START Exercise inputs

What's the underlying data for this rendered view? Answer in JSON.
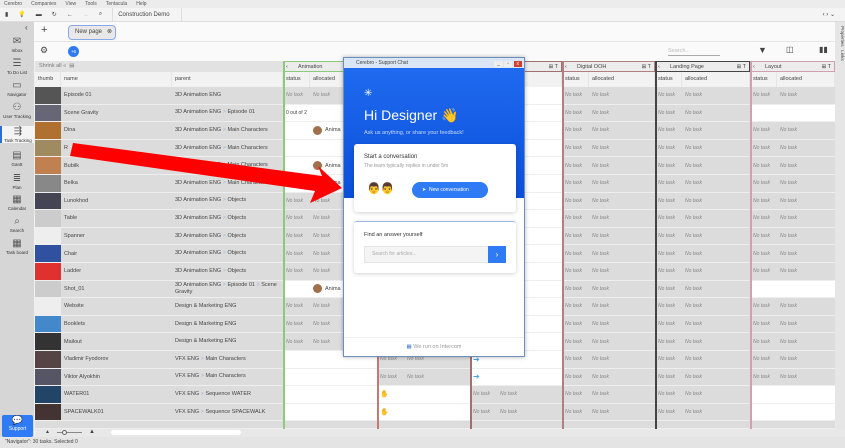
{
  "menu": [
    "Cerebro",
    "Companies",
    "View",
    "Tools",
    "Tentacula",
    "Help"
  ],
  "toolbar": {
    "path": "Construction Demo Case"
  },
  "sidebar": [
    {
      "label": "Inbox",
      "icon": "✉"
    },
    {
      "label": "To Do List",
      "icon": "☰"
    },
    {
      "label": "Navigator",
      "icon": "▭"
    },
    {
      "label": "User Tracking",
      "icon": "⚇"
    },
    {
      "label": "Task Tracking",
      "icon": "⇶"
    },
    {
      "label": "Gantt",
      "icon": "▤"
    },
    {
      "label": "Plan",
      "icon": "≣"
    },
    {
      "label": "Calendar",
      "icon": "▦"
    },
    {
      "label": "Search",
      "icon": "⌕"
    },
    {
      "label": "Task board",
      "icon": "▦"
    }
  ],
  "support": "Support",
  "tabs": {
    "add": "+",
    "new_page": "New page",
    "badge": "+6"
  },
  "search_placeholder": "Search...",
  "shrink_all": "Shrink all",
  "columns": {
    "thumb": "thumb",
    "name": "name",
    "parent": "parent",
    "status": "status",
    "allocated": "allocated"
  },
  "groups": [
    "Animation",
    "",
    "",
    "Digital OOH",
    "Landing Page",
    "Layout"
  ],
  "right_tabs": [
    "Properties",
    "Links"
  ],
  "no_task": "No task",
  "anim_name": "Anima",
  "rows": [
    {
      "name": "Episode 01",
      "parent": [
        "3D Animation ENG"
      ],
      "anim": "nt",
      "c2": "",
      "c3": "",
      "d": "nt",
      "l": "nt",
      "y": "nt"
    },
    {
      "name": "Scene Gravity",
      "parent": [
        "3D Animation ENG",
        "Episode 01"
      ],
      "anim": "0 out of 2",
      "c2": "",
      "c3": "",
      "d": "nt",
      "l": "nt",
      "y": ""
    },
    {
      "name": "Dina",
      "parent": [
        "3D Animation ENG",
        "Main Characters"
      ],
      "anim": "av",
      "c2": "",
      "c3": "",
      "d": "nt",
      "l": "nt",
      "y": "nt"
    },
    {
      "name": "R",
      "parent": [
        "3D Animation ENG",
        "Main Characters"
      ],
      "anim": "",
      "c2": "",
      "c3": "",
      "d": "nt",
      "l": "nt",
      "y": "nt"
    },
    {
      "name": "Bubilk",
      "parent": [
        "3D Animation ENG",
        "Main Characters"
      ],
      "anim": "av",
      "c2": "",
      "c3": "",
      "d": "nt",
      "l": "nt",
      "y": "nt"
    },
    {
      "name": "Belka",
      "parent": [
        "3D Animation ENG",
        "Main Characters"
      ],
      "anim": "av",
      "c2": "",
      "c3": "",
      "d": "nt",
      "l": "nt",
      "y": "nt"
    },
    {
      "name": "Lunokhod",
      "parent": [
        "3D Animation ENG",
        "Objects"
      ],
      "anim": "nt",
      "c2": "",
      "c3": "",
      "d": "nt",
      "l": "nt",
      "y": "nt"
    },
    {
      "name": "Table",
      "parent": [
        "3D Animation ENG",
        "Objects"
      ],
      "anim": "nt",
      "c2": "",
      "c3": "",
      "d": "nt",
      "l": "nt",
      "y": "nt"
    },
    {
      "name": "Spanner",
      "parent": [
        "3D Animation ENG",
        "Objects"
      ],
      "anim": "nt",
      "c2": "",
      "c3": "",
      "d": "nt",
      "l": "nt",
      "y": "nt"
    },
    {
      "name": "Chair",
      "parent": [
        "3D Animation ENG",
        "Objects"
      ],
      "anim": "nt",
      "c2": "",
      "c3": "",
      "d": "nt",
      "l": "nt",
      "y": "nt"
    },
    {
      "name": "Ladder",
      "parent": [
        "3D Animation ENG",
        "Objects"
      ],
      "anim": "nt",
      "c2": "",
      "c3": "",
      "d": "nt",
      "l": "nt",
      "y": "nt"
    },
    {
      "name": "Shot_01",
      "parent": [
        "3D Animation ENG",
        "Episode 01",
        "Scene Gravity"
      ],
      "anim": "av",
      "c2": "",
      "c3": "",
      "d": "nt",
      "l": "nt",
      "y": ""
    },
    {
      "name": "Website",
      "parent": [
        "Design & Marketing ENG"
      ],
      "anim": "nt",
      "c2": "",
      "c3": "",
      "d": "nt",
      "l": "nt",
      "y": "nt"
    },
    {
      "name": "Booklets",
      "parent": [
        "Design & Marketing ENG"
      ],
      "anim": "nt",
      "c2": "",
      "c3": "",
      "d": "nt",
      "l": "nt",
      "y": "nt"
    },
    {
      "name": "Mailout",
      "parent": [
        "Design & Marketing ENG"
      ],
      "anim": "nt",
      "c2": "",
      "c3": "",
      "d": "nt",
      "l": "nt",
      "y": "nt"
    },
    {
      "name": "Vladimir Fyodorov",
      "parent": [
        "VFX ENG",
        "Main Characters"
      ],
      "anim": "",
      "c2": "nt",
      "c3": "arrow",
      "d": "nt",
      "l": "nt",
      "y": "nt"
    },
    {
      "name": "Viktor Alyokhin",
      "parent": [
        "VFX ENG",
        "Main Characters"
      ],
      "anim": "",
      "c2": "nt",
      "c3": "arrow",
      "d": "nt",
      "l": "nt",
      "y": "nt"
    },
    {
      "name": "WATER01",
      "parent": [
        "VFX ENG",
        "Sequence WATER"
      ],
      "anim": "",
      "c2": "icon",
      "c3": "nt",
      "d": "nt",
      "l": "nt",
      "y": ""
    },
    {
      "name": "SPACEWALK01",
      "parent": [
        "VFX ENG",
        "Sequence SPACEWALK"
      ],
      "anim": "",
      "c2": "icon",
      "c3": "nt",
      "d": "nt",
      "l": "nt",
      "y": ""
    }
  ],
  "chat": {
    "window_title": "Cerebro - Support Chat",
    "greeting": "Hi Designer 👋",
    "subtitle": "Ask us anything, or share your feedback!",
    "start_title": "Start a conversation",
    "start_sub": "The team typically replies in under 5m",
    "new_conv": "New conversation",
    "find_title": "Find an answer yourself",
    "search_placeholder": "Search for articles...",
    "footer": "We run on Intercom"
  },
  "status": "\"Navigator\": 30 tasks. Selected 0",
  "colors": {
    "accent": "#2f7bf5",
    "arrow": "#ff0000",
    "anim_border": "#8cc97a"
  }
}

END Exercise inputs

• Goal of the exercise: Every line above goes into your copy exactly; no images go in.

• Output for this task:
What's the underlying data for this rendered view? Answer in JSON.
{
  "menu": [
    "Cerebro",
    "Companies",
    "View",
    "Tools",
    "Tentacula",
    "Help"
  ],
  "toolbar": {
    "path": "Construction Demo Case"
  },
  "sidebar": [
    {
      "label": "Inbox",
      "icon": "✉"
    },
    {
      "label": "To Do List",
      "icon": "☰"
    },
    {
      "label": "Navigator",
      "icon": "▭"
    },
    {
      "label": "User Tracking",
      "icon": "⚇"
    },
    {
      "label": "Task Tracking",
      "icon": "⇶"
    },
    {
      "label": "Gantt",
      "icon": "▤"
    },
    {
      "label": "Plan",
      "icon": "≣"
    },
    {
      "label": "Calendar",
      "icon": "▦"
    },
    {
      "label": "Search",
      "icon": "⌕"
    },
    {
      "label": "Task board",
      "icon": "▦"
    }
  ],
  "support": "Support",
  "tabs": {
    "add": "+",
    "new_page": "New page",
    "badge": "+6"
  },
  "search_placeholder": "Search...",
  "shrink_all": "Shrink all",
  "columns": {
    "thumb": "thumb",
    "name": "name",
    "parent": "parent",
    "status": "status",
    "allocated": "allocated"
  },
  "groups": [
    "Animation",
    "",
    "",
    "Digital OOH",
    "Landing Page",
    "Layout"
  ],
  "right_tabs": [
    "Properties",
    "Links"
  ],
  "no_task": "No task",
  "anim_name": "Anima",
  "rows": [
    {
      "name": "Episode 01",
      "parent": [
        "3D Animation ENG"
      ],
      "anim": "nt",
      "c2": "",
      "c3": "",
      "d": "nt",
      "l": "nt",
      "y": "nt"
    },
    {
      "name": "Scene Gravity",
      "parent": [
        "3D Animation ENG",
        "Episode 01"
      ],
      "anim": "0 out of 2",
      "c2": "",
      "c3": "",
      "d": "nt",
      "l": "nt",
      "y": ""
    },
    {
      "name": "Dina",
      "parent": [
        "3D Animation ENG",
        "Main Characters"
      ],
      "anim": "av",
      "c2": "",
      "c3": "",
      "d": "nt",
      "l": "nt",
      "y": "nt"
    },
    {
      "name": "R",
      "parent": [
        "3D Animation ENG",
        "Main Characters"
      ],
      "anim": "",
      "c2": "",
      "c3": "",
      "d": "nt",
      "l": "nt",
      "y": "nt"
    },
    {
      "name": "Bubilk",
      "parent": [
        "3D Animation ENG",
        "Main Characters"
      ],
      "anim": "av",
      "c2": "",
      "c3": "",
      "d": "nt",
      "l": "nt",
      "y": "nt"
    },
    {
      "name": "Belka",
      "parent": [
        "3D Animation ENG",
        "Main Characters"
      ],
      "anim": "av",
      "c2": "",
      "c3": "",
      "d": "nt",
      "l": "nt",
      "y": "nt"
    },
    {
      "name": "Lunokhod",
      "parent": [
        "3D Animation ENG",
        "Objects"
      ],
      "anim": "nt",
      "c2": "",
      "c3": "",
      "d": "nt",
      "l": "nt",
      "y": "nt"
    },
    {
      "name": "Table",
      "parent": [
        "3D Animation ENG",
        "Objects"
      ],
      "anim": "nt",
      "c2": "",
      "c3": "",
      "d": "nt",
      "l": "nt",
      "y": "nt"
    },
    {
      "name": "Spanner",
      "parent": [
        "3D Animation ENG",
        "Objects"
      ],
      "anim": "nt",
      "c2": "",
      "c3": "",
      "d": "nt",
      "l": "nt",
      "y": "nt"
    },
    {
      "name": "Chair",
      "parent": [
        "3D Animation ENG",
        "Objects"
      ],
      "anim": "nt",
      "c2": "",
      "c3": "",
      "d": "nt",
      "l": "nt",
      "y": "nt"
    },
    {
      "name": "Ladder",
      "parent": [
        "3D Animation ENG",
        "Objects"
      ],
      "anim": "nt",
      "c2": "",
      "c3": "",
      "d": "nt",
      "l": "nt",
      "y": "nt"
    },
    {
      "name": "Shot_01",
      "parent": [
        "3D Animation ENG",
        "Episode 01",
        "Scene Gravity"
      ],
      "anim": "av",
      "c2": "",
      "c3": "",
      "d": "nt",
      "l": "nt",
      "y": ""
    },
    {
      "name": "Website",
      "parent": [
        "Design & Marketing ENG"
      ],
      "anim": "nt",
      "c2": "",
      "c3": "",
      "d": "nt",
      "l": "nt",
      "y": "nt"
    },
    {
      "name": "Booklets",
      "parent": [
        "Design & Marketing ENG"
      ],
      "anim": "nt",
      "c2": "",
      "c3": "",
      "d": "nt",
      "l": "nt",
      "y": "nt"
    },
    {
      "name": "Mailout",
      "parent": [
        "Design & Marketing ENG"
      ],
      "anim": "nt",
      "c2": "",
      "c3": "",
      "d": "nt",
      "l": "nt",
      "y": "nt"
    },
    {
      "name": "Vladimir Fyodorov",
      "parent": [
        "VFX ENG",
        "Main Characters"
      ],
      "anim": "",
      "c2": "nt",
      "c3": "arrow",
      "d": "nt",
      "l": "nt",
      "y": "nt"
    },
    {
      "name": "Viktor Alyokhin",
      "parent": [
        "VFX ENG",
        "Main Characters"
      ],
      "anim": "",
      "c2": "nt",
      "c3": "arrow",
      "d": "nt",
      "l": "nt",
      "y": "nt"
    },
    {
      "name": "WATER01",
      "parent": [
        "VFX ENG",
        "Sequence WATER"
      ],
      "anim": "",
      "c2": "icon",
      "c3": "nt",
      "d": "nt",
      "l": "nt",
      "y": ""
    },
    {
      "name": "SPACEWALK01",
      "parent": [
        "VFX ENG",
        "Sequence SPACEWALK"
      ],
      "anim": "",
      "c2": "icon",
      "c3": "nt",
      "d": "nt",
      "l": "nt",
      "y": ""
    }
  ],
  "chat": {
    "window_title": "Cerebro - Support Chat",
    "greeting": "Hi Designer 👋",
    "subtitle": "Ask us anything, or share your feedback!",
    "start_title": "Start a conversation",
    "start_sub": "The team typically replies in under 5m",
    "new_conv": "New conversation",
    "find_title": "Find an answer yourself",
    "search_placeholder": "Search for articles...",
    "footer": "We run on Intercom"
  },
  "status": "\"Navigator\": 30 tasks. Selected 0",
  "colors": {
    "accent": "#2f7bf5",
    "arrow": "#ff0000",
    "anim_border": "#8cc97a"
  }
}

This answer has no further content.